• [TASK OBJECTIVE]
Return, from the material below, each line in which "this" occurs.

• [SUPPLIED RECORDS]

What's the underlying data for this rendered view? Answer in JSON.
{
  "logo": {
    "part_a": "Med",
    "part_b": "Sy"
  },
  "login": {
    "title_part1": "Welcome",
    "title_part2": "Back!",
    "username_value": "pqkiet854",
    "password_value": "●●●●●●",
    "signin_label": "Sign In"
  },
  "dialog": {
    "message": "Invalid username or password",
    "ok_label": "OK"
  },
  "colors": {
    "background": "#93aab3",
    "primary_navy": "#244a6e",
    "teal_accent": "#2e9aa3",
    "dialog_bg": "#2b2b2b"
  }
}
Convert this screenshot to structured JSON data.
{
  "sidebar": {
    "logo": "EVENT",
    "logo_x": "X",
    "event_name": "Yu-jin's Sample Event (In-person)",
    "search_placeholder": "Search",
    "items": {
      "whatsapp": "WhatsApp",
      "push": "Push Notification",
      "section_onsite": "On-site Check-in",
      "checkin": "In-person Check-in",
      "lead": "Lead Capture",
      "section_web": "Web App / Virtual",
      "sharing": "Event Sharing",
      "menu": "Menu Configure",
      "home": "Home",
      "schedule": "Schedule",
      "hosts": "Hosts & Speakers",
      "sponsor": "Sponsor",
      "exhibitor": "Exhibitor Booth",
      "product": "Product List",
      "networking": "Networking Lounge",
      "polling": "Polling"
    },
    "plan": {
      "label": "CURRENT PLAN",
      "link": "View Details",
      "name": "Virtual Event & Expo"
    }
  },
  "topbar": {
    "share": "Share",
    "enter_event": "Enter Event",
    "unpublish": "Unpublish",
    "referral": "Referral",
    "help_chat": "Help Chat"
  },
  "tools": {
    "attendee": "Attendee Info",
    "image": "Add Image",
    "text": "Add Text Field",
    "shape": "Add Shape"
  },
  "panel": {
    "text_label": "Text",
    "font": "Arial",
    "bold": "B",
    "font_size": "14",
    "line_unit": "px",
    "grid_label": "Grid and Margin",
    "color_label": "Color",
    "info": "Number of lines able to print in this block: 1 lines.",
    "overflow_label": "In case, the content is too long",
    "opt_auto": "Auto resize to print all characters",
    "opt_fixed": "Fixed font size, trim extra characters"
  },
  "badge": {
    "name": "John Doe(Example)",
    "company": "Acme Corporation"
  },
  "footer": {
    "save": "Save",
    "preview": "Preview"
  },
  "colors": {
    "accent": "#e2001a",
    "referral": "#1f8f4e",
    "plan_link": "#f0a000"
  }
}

• [WRITTEN RESPONSE]
What's the underlying data for this rendered view? Answer in JSON.
Convert this screenshot to structured JSON data.
    "info": "Number of lines able to print in this block: 1 lines.",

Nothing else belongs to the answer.